It Took Me a Long Time to Understand GAD
It wasn’t until fairly recently that I’ve come to terms with GAD and truly figured out what it meant for me to have it. I’ve had GAD since I was 16 – about nine years now – and it wasn’t until last year, 2018, that I realized what goes on in my head.
I mean, truth be told, I may never fully understand it, but I know more now than I used to. Even after I was diagnosed with GAD, I thought it was just the “official” term for “anxiety.” You know, professionals sounding fancy. Apparently, I have more than that.
I’ve always been a worrier and never showed it too much when I was younger because, even though I was truly freaking out, deep down I knew there was nothing to be worried about. Then something flipped a switch inside my brain in high school and all of the sudden I had GAD. I’ll get into that story in the next Mental Health Monday post, but it’s interesting to me how I’ve gone my whole life like this and didn’t have a clue that there was something more going on in my mind.
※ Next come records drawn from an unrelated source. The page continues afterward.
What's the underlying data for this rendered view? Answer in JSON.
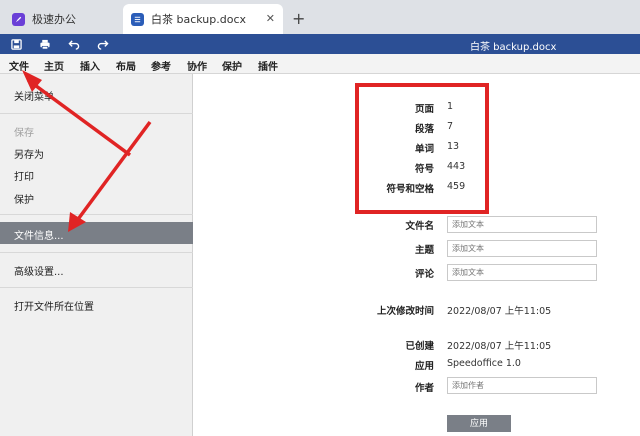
{
  "browser": {
    "tabs": [
      {
        "label": "极速办公",
        "active": false
      },
      {
        "label": "白茶 backup.docx",
        "active": true
      }
    ],
    "close_glyph": "✕",
    "new_tab_glyph": "+"
  },
  "toolbar": {
    "document_title": "白茶 backup.docx",
    "icons": [
      "save-icon",
      "print-icon",
      "undo-icon",
      "redo-icon"
    ],
    "color": "#2c4f95"
  },
  "menu": {
    "items": [
      "文件",
      "主页",
      "插入",
      "布局",
      "参考",
      "协作",
      "保护",
      "插件"
    ],
    "selected": "文件"
  },
  "file_panel": {
    "close_menu": "关闭菜单",
    "save": "保存",
    "save_as": "另存为",
    "print": "打印",
    "protect": "保护",
    "file_info": "文件信息...",
    "advanced": "高级设置...",
    "open_location": "打开文件所在位置"
  },
  "stats": [
    {
      "label": "页面",
      "value": "1"
    },
    {
      "label": "段落",
      "value": "7"
    },
    {
      "label": "单词",
      "value": "13"
    },
    {
      "label": "符号",
      "value": "443"
    },
    {
      "label": "符号和空格",
      "value": "459"
    }
  ],
  "info": {
    "filename_label": "文件名",
    "subject_label": "主题",
    "comment_label": "评论",
    "placeholder_text": "添加文本",
    "last_modified_label": "上次修改时间",
    "last_modified_value": "2022/08/07 上午11:05",
    "created_label": "已创建",
    "created_value": "2022/08/07 上午11:05",
    "app_label": "应用",
    "app_value": "Speedoffice 1.0",
    "author_label": "作者",
    "author_placeholder": "添加作者",
    "apply_button": "应用"
  },
  "annotation_color": "#e02424"
}
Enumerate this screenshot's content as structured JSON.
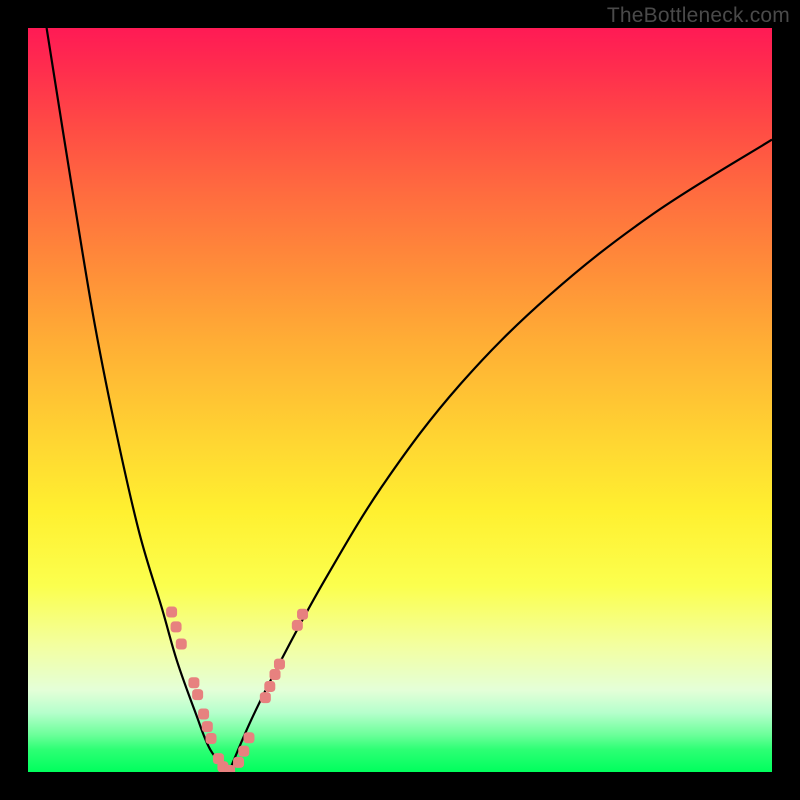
{
  "watermark": "TheBottleneck.com",
  "colors": {
    "frame": "#000000",
    "curve": "#000000",
    "marker": "#e7817f",
    "gradient_top": "#ff1a55",
    "gradient_bottom": "#00ff5d"
  },
  "chart_data": {
    "type": "line",
    "title": "",
    "xlabel": "",
    "ylabel": "",
    "xlim": [
      0,
      100
    ],
    "ylim": [
      0,
      100
    ],
    "axes_visible": false,
    "grid": false,
    "legend": false,
    "note": "Values are relative 0–100 screen-space estimates; the image has no numeric tick labels.",
    "series": [
      {
        "name": "left_curve",
        "x": [
          2.5,
          6,
          9,
          12,
          15,
          18,
          20,
          22.5,
          24.5,
          27
        ],
        "y": [
          100,
          78,
          60,
          45,
          32,
          22,
          15,
          8,
          3,
          0
        ]
      },
      {
        "name": "right_curve",
        "x": [
          27,
          30,
          34,
          40,
          48,
          58,
          70,
          84,
          100
        ],
        "y": [
          0,
          7,
          15,
          26,
          39,
          52,
          64,
          75,
          85
        ]
      }
    ],
    "markers": {
      "name": "highlighted_points",
      "shape": "rounded-square",
      "size": 11,
      "points": [
        {
          "x": 19.3,
          "y": 21.5
        },
        {
          "x": 19.9,
          "y": 19.5
        },
        {
          "x": 20.6,
          "y": 17.2
        },
        {
          "x": 22.3,
          "y": 12.0
        },
        {
          "x": 22.8,
          "y": 10.4
        },
        {
          "x": 23.6,
          "y": 7.8
        },
        {
          "x": 24.1,
          "y": 6.1
        },
        {
          "x": 24.6,
          "y": 4.5
        },
        {
          "x": 25.6,
          "y": 1.8
        },
        {
          "x": 26.2,
          "y": 0.7
        },
        {
          "x": 27.1,
          "y": 0.2
        },
        {
          "x": 28.3,
          "y": 1.3
        },
        {
          "x": 29.0,
          "y": 2.8
        },
        {
          "x": 29.7,
          "y": 4.6
        },
        {
          "x": 31.9,
          "y": 10.0
        },
        {
          "x": 32.5,
          "y": 11.5
        },
        {
          "x": 33.2,
          "y": 13.1
        },
        {
          "x": 33.8,
          "y": 14.5
        },
        {
          "x": 36.2,
          "y": 19.7
        },
        {
          "x": 36.9,
          "y": 21.2
        }
      ]
    }
  }
}
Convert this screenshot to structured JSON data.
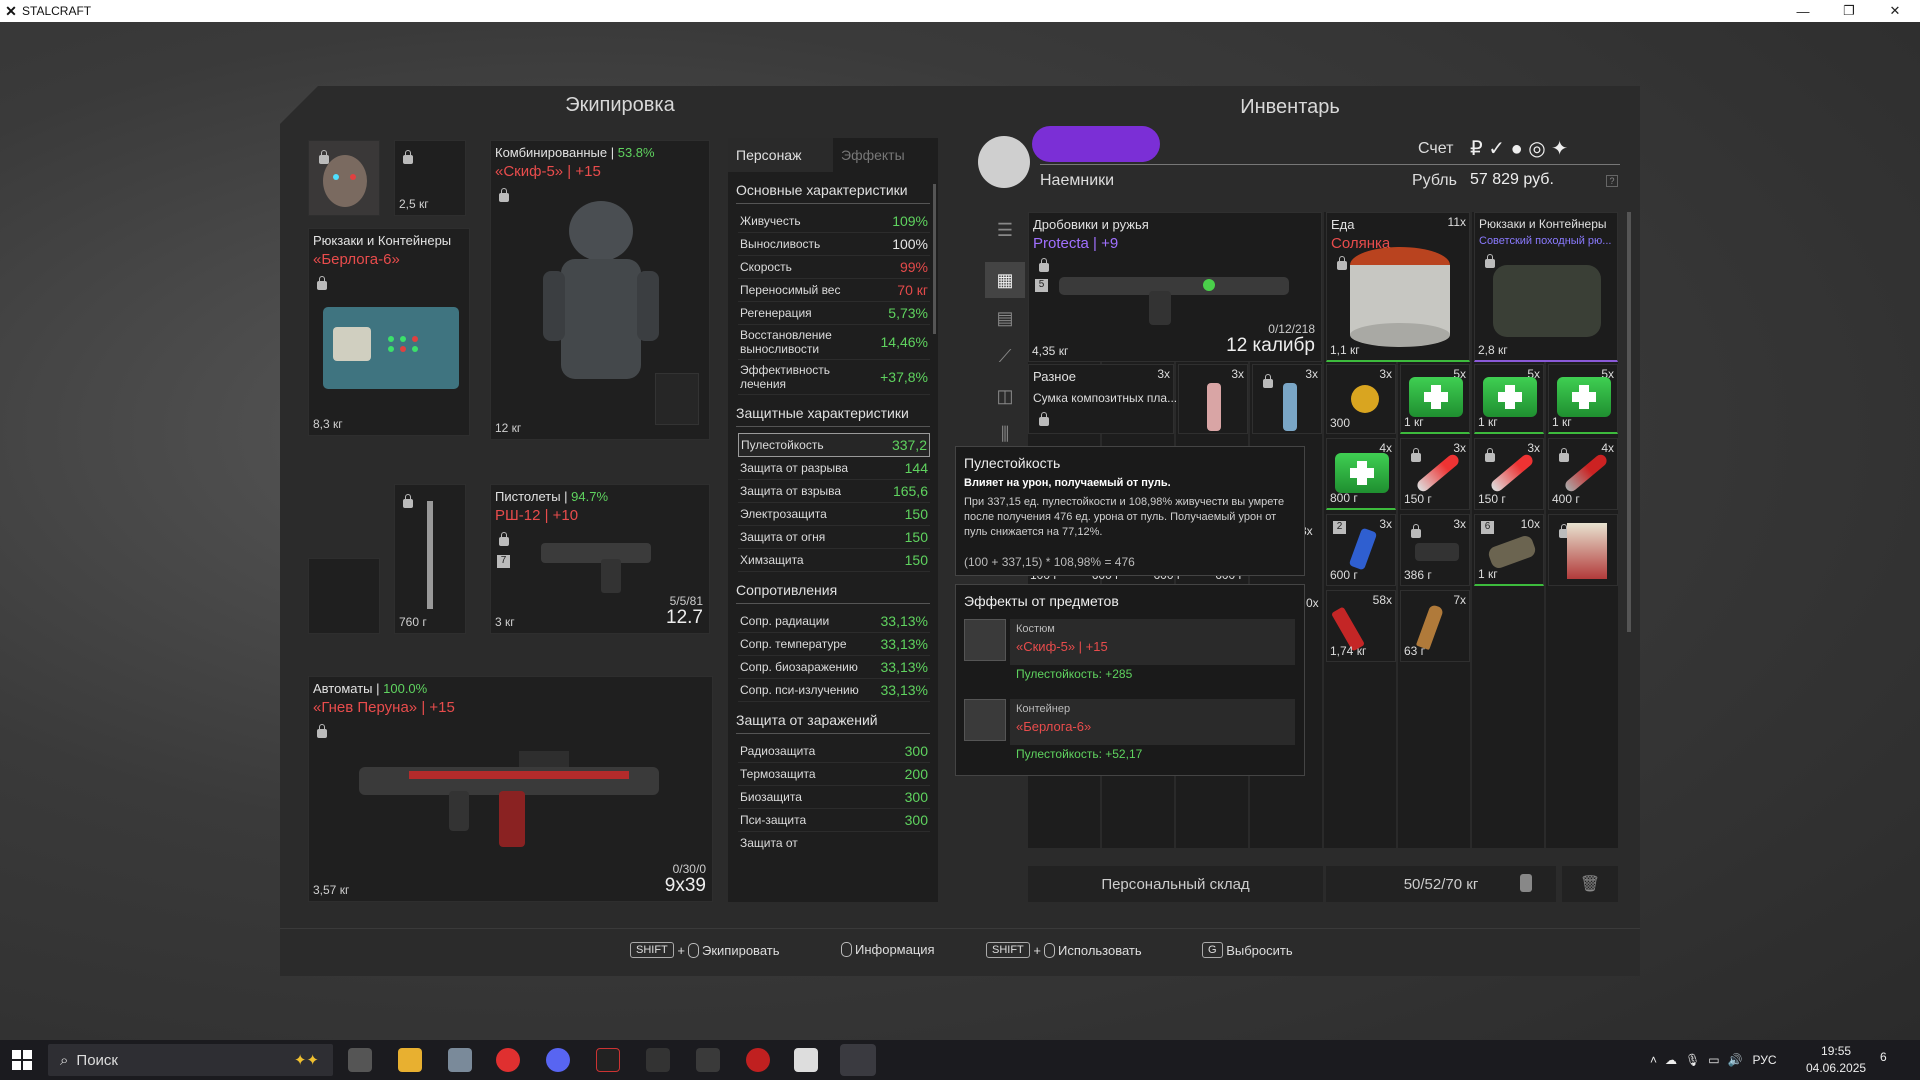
{
  "window": {
    "title": "STALCRAFT",
    "minimize": "—",
    "maximize": "❐",
    "close": "✕"
  },
  "equipment": {
    "title": "Экипировка",
    "head_weight": "2,5 кг",
    "backpack": {
      "category": "Рюкзаки и Контейнеры",
      "name": "«Берлога-6»",
      "weight": "8,3 кг"
    },
    "armor": {
      "category": "Комбинированные | ",
      "percent": "53.8%",
      "name": "«Скиф-5» | +15",
      "weight": "12 кг"
    },
    "melee": {
      "weight": "760 г"
    },
    "pistol": {
      "category": "Пистолеты | ",
      "percent": "94.7%",
      "name": "РШ-12 | +10",
      "weight": "3 кг",
      "ammo": "5/5/81",
      "caliber": "12.7",
      "badge": "7"
    },
    "rifle": {
      "category": "Автоматы | ",
      "percent": "100.0%",
      "name": "«Гнев Перуна» | +15",
      "weight": "3,57 кг",
      "ammo": "0/30/0",
      "caliber": "9x39"
    }
  },
  "stats": {
    "tab_character": "Персонаж",
    "tab_effects": "Эффекты",
    "basic_title": "Основные характеристики",
    "basic": [
      {
        "label": "Живучесть",
        "value": "109%",
        "color": "g"
      },
      {
        "label": "Выносливость",
        "value": "100%",
        "color": "w"
      },
      {
        "label": "Скорость",
        "value": "99%",
        "color": "r"
      },
      {
        "label": "Переносимый вес",
        "value": "70 кг",
        "color": "r"
      },
      {
        "label": "Регенерация",
        "value": "5,73%",
        "color": "g"
      },
      {
        "label": "Восстановление выносливости",
        "value": "14,46%",
        "color": "g"
      },
      {
        "label": "Эффективность лечения",
        "value": "+37,8%",
        "color": "g"
      }
    ],
    "protect_title": "Защитные характеристики",
    "protect": [
      {
        "label": "Пулестойкость",
        "value": "337,2",
        "color": "g"
      },
      {
        "label": "Защита от разрыва",
        "value": "144",
        "color": "g"
      },
      {
        "label": "Защита от взрыва",
        "value": "165,6",
        "color": "g"
      },
      {
        "label": "Электрозащита",
        "value": "150",
        "color": "g"
      },
      {
        "label": "Защита от огня",
        "value": "150",
        "color": "g"
      },
      {
        "label": "Химзащита",
        "value": "150",
        "color": "g"
      }
    ],
    "resist_title": "Сопротивления",
    "resist": [
      {
        "label": "Сопр. радиации",
        "value": "33,13%",
        "color": "g"
      },
      {
        "label": "Сопр. температуре",
        "value": "33,13%",
        "color": "g"
      },
      {
        "label": "Сопр. биозаражению",
        "value": "33,13%",
        "color": "g"
      },
      {
        "label": "Сопр. пси-излучению",
        "value": "33,13%",
        "color": "g"
      }
    ],
    "infect_title": "Защита от заражений",
    "infect": [
      {
        "label": "Радиозащита",
        "value": "300",
        "color": "g"
      },
      {
        "label": "Термозащита",
        "value": "200",
        "color": "g"
      },
      {
        "label": "Биозащита",
        "value": "300",
        "color": "g"
      },
      {
        "label": "Пси-защита",
        "value": "300",
        "color": "g"
      }
    ],
    "cut_row": "Защита от"
  },
  "inventory": {
    "title": "Инвентарь",
    "faction": "Наемники",
    "account_label": "Счет",
    "currency_label": "Рубль",
    "balance": "57 829 руб.",
    "help": "?",
    "shotgun": {
      "category": "Дробовики и ружья",
      "name": "Protecta | +9",
      "weight": "4,35 кг",
      "ammo": "0/12/218",
      "caliber": "12 калибр",
      "badge": "5"
    },
    "food": {
      "category": "Еда",
      "name": "Солянка",
      "count": "11x",
      "weight": "1,1 кг"
    },
    "pack": {
      "category": "Рюкзаки и Контейнеры",
      "name": "Советский походный рю...",
      "weight": "2,8 кг"
    },
    "misc": {
      "category": "Разное",
      "name": "Сумка композитных пла...",
      "count": "3x"
    },
    "row2": [
      {
        "count": "3x"
      },
      {
        "count": "3x"
      },
      {
        "count": "3x",
        "weight": "300"
      },
      {
        "count": "5x",
        "weight": "1 кг"
      },
      {
        "count": "5x",
        "weight": "1 кг"
      },
      {
        "count": "5x",
        "weight": "1 кг"
      }
    ],
    "row3": [
      {
        "count": "4x",
        "weight": "800 г"
      },
      {
        "count": "3x",
        "weight": "150 г"
      },
      {
        "count": "3x",
        "weight": "150 г"
      },
      {
        "count": "4x",
        "weight": "400 г"
      }
    ],
    "row4": [
      {
        "count": "3x",
        "weight": "600 г",
        "badge": "2"
      },
      {
        "count": "3x",
        "weight": "386 г"
      },
      {
        "count": "10x",
        "weight": "1 кг",
        "badge": "6"
      },
      {
        "count": "",
        "weight": ""
      }
    ],
    "row5": [
      {
        "count": "58x",
        "weight": "1,74 кг"
      },
      {
        "count": "7x",
        "weight": "63 г"
      }
    ],
    "hidden_weights": [
      "100 г",
      "600 г",
      "600 г",
      "600 г"
    ],
    "hidden_count": "0x",
    "hidden_count2": "3x",
    "storage_label": "Персональный склад",
    "storage_weight": "50/52/70 кг"
  },
  "tooltip": {
    "title": "Пулестойкость",
    "subtitle": "Влияет на урон, получаемый от пуль.",
    "body": "При 337,15 ед. пулестойкости и 108,98% живучести вы умрете после получения 476 ед. урона от пуль. Получаемый урон от пуль снижается на 77,12%.",
    "formula": "(100 + 337,15) * 108,98% = 476"
  },
  "effects": {
    "title": "Эффекты от предметов",
    "items": [
      {
        "type": "Костюм",
        "name": "«Скиф-5» | +15",
        "bonus": "Пулестойкость: +285"
      },
      {
        "type": "Контейнер",
        "name": "«Берлога-6»",
        "bonus": "Пулестойкость: +52,17"
      }
    ]
  },
  "hints": {
    "shift": "SHIFT",
    "plus": "+",
    "equip": "Экипировать",
    "info": "Информация",
    "use": "Использовать",
    "drop_key": "G",
    "drop": "Выбросить"
  },
  "taskbar": {
    "search": "Поиск",
    "lang": "РУС",
    "time": "19:55",
    "date": "04.06.2025",
    "notif": "6"
  },
  "colors": {
    "accent_green": "#5fd35f",
    "accent_red": "#e84c4c",
    "panel": "#2b2b2b",
    "purple": "#8a5ad8"
  }
}
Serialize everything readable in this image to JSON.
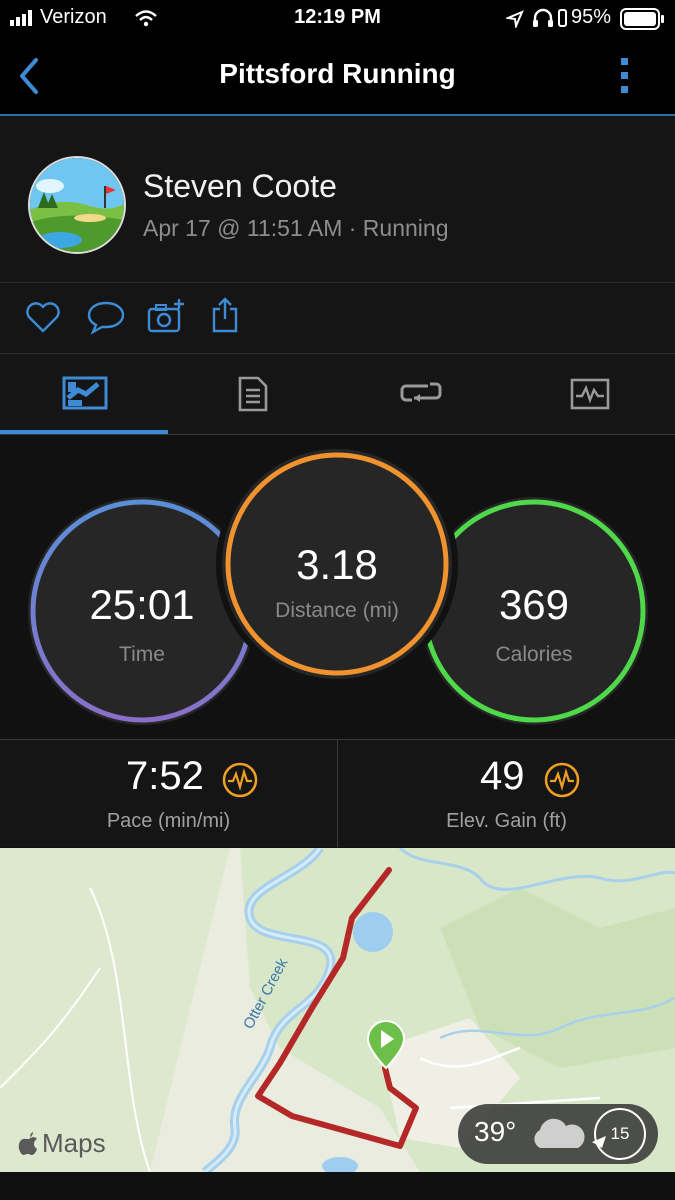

What Do You Mean “Worry?”
I worry over stupid stuff. I mean, I guess it’s not necessarily “stupid,” but in hindsight it doesn’t seem like it matters.
Anything I do or say, I worry is “wrong.”
For example, if I text someone and they don’t reply for a while, I don’t immediately think they’re at work and can’t reply. I don’t think they’re hanging out with friends and just haven’t checked their phone. I don’t think they’re phone is on silent and they just didn’t notice the text ping through. I don’t even think they’re busy in any way, shape, or form.
My immediate thought is that I said something wrong, stupid, selfish, embarrassing, what have you. My immediate thought is that they’re not replying because they saw my text, gave it a weird face, and put their phone down because they don’t know how to answer me.
Or worse, they’re ignoring me because they suddenly hate me despite us hanging out the night before.
This is sometimes why it takes me a while to reply back. I’m afraid to say something stupid and I need to craft the perfect response – or sometimes I’m just having a really bad day and can’t talk to people. By me doing that, I’m doing the exact same thing I’m afraid you’ll do to me… see the vicious cycle?
It Makes Me Feel Self-Centered
Now, I know people get busy. I know the world doesn’t revolve around me. I know people have other friends and family than just me. So, when I get upset or worried that someone doesn’t reply, I immediately feel guilty for thinking like that in the first place. Or I’ll text them again and again after a little while. I’ll panic wondering if my text messages are even going through. When they do reply, I’ll apologize and feel upset for bothering them.
Which is another thing. If I text someone first, I feel like I’m bothering that person even though I know they don’t have to respond. If they don’t respond, then I assume they hate me. So, I rarely text people first. But if someone doesn’t text me first, I assume they hate me and don’t want to talk to me.
See the whole self-centered thing? I’m getting a headache just writing this.
Texting Isn’t The Only Example
Texting is just one way my mind goes in circles. I think that’s a good enough example for now though.
My original point of this post was to explain what exactly GAD is and how it effects my way of thinking. A lot of my real life friends know I have “anxiety” but don’t understand that I have GAD and when I tell them, they get confused and don’t know what it is. I’ve been diagnosed with this for nine years and, like I said, I just fully understood it myself just last year. So, it’s hard when no one else seems to have a clue what’s going on inside your head.
Not that I expect them all to understand. They can’t put themselves in my shoes and I wouldn’t want them to. But now, at this point in my life, I think it’s time I start sharing and explaining things more. Maybe it will help in the long run.